Return a verbatim reproduction of each line, starting at the line with "Give me the" and ending at the last line of the listing below.

EXERCISE DATA:
* * *

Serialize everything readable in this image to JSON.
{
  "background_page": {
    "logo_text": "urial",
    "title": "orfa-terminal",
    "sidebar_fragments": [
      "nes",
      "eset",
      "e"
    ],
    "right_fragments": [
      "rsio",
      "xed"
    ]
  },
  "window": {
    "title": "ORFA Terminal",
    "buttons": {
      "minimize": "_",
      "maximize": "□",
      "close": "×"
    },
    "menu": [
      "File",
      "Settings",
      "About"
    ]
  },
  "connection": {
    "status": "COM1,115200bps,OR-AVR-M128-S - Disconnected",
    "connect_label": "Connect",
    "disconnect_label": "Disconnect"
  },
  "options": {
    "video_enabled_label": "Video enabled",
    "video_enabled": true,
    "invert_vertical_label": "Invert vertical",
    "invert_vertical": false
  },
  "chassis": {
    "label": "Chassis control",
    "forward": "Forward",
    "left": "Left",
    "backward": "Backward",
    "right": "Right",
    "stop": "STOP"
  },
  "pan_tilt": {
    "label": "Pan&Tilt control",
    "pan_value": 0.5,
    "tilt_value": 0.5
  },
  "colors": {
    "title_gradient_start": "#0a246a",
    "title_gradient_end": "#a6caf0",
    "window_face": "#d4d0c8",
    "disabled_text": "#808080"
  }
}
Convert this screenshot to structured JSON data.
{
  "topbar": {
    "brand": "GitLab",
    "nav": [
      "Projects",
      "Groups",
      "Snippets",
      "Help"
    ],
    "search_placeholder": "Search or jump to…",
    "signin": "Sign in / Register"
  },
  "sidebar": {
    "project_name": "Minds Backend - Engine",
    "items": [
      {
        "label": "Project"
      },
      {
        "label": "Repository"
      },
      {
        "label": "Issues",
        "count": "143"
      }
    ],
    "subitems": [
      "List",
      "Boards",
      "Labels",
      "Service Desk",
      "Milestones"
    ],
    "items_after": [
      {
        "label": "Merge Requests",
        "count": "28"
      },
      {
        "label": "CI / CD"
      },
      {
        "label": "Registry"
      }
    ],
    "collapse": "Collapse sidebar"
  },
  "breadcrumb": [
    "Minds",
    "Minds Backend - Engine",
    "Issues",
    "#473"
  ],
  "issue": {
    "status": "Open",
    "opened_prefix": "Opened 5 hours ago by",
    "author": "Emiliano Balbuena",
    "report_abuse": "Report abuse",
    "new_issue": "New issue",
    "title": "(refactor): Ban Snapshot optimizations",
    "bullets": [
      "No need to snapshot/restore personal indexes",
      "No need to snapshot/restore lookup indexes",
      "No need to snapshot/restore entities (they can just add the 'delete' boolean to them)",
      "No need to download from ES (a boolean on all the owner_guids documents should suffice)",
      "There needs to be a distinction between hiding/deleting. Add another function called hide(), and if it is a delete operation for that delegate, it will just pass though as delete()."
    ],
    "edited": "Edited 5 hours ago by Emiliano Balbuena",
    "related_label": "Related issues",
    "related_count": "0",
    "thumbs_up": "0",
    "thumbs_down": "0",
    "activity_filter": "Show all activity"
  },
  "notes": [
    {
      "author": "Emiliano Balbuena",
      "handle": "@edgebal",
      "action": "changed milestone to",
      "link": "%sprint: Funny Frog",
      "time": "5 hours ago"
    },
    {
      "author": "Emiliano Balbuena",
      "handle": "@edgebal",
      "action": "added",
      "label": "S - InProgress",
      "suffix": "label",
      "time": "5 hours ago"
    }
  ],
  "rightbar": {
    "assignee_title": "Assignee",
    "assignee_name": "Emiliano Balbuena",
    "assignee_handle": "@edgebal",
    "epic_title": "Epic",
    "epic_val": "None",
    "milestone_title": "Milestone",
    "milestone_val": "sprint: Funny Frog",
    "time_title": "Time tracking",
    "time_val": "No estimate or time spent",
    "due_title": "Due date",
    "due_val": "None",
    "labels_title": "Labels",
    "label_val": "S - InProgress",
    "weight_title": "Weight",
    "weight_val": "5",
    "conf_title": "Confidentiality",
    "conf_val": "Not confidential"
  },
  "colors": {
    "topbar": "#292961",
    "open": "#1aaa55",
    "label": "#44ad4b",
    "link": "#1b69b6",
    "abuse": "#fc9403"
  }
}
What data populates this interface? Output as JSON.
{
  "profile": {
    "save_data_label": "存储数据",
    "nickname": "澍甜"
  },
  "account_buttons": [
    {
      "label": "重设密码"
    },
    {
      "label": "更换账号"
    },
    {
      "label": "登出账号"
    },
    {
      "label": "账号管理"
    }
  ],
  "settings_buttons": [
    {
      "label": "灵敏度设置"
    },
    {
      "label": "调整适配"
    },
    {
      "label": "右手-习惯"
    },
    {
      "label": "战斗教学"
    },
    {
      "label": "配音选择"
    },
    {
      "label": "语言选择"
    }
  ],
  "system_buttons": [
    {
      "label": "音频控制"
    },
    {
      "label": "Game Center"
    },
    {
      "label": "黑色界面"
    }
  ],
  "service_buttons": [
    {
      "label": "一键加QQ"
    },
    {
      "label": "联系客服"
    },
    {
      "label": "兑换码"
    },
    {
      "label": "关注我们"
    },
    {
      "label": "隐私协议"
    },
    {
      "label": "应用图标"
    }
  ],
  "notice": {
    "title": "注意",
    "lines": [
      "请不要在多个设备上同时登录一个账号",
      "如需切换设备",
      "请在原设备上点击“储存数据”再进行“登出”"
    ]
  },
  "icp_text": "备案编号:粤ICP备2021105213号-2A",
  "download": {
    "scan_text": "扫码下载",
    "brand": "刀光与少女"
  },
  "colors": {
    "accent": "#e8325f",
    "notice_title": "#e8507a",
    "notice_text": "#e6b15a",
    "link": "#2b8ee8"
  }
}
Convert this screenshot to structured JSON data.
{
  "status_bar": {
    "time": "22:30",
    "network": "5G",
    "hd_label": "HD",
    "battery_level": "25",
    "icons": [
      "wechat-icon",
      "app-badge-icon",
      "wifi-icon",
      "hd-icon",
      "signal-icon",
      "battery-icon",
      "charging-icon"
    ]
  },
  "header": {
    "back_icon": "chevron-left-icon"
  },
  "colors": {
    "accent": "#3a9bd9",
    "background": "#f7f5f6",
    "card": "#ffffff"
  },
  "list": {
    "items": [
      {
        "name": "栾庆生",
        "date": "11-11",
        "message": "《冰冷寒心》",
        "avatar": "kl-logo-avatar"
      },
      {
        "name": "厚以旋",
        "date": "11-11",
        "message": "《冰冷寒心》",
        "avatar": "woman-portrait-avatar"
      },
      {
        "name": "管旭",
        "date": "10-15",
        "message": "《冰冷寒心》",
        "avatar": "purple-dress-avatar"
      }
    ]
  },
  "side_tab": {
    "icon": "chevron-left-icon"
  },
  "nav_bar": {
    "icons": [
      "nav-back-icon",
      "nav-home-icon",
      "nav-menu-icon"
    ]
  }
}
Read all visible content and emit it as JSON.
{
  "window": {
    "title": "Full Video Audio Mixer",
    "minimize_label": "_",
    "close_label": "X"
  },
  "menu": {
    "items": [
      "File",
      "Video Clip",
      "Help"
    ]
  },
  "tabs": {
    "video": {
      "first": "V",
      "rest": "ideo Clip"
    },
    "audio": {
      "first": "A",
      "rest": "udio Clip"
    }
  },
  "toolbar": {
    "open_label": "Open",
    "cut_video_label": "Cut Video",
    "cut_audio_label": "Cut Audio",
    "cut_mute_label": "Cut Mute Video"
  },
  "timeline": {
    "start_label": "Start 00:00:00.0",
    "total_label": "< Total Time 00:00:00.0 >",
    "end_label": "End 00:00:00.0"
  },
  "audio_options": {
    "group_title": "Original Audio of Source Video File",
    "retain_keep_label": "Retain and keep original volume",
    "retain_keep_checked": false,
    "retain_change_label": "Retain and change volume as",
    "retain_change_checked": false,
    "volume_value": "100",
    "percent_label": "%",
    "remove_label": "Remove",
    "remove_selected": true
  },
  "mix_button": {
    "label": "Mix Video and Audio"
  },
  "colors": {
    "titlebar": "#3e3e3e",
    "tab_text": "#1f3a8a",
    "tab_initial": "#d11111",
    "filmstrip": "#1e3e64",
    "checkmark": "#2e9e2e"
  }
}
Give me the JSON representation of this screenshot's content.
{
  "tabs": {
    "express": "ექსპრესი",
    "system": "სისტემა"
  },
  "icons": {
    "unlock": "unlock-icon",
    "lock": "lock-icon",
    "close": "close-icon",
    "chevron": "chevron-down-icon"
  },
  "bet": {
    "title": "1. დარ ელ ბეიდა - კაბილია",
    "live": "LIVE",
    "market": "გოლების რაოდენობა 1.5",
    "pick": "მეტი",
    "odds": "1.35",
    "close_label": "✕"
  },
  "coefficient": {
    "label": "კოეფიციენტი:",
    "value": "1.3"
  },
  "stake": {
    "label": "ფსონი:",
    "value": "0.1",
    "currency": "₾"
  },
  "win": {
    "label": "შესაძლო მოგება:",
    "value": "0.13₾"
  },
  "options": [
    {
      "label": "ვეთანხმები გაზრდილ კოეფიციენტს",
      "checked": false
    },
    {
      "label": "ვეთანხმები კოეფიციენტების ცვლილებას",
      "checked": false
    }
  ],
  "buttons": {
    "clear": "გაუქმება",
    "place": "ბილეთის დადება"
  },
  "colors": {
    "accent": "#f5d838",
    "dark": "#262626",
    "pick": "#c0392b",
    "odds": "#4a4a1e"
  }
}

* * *

SOLVED EXERCISE:
Give me the JSON representation of this screenshot's content.
{
  "tabs": {
    "express": "ექსპრესი",
    "system": "სისტემა"
  },
  "icons": {
    "unlock": "unlock-icon",
    "lock": "lock-icon",
    "close": "close-icon",
    "chevron": "chevron-down-icon"
  },
  "bet": {
    "title": "1. დარ ელ ბეიდა - კაბილია",
    "live": "LIVE",
    "market": "გოლების რაოდენობა 1.5",
    "pick": "მეტი",
    "odds": "1.35",
    "close_label": "✕"
  },
  "coefficient": {
    "label": "კოეფიციენტი:",
    "value": "1.3"
  },
  "stake": {
    "label": "ფსონი:",
    "value": "0.1",
    "currency": "₾"
  },
  "win": {
    "label": "შესაძლო მოგება:",
    "value": "0.13₾"
  },
  "options": [
    {
      "label": "ვეთანხმები გაზრდილ კოეფიციენტს",
      "checked": false
    },
    {
      "label": "ვეთანხმები კოეფიციენტების ცვლილებას",
      "checked": false
    }
  ],
  "buttons": {
    "clear": "გაუქმება",
    "place": "ბილეთის დადება"
  },
  "colors": {
    "accent": "#f5d838",
    "dark": "#262626",
    "pick": "#c0392b",
    "odds": "#4a4a1e"
  }
}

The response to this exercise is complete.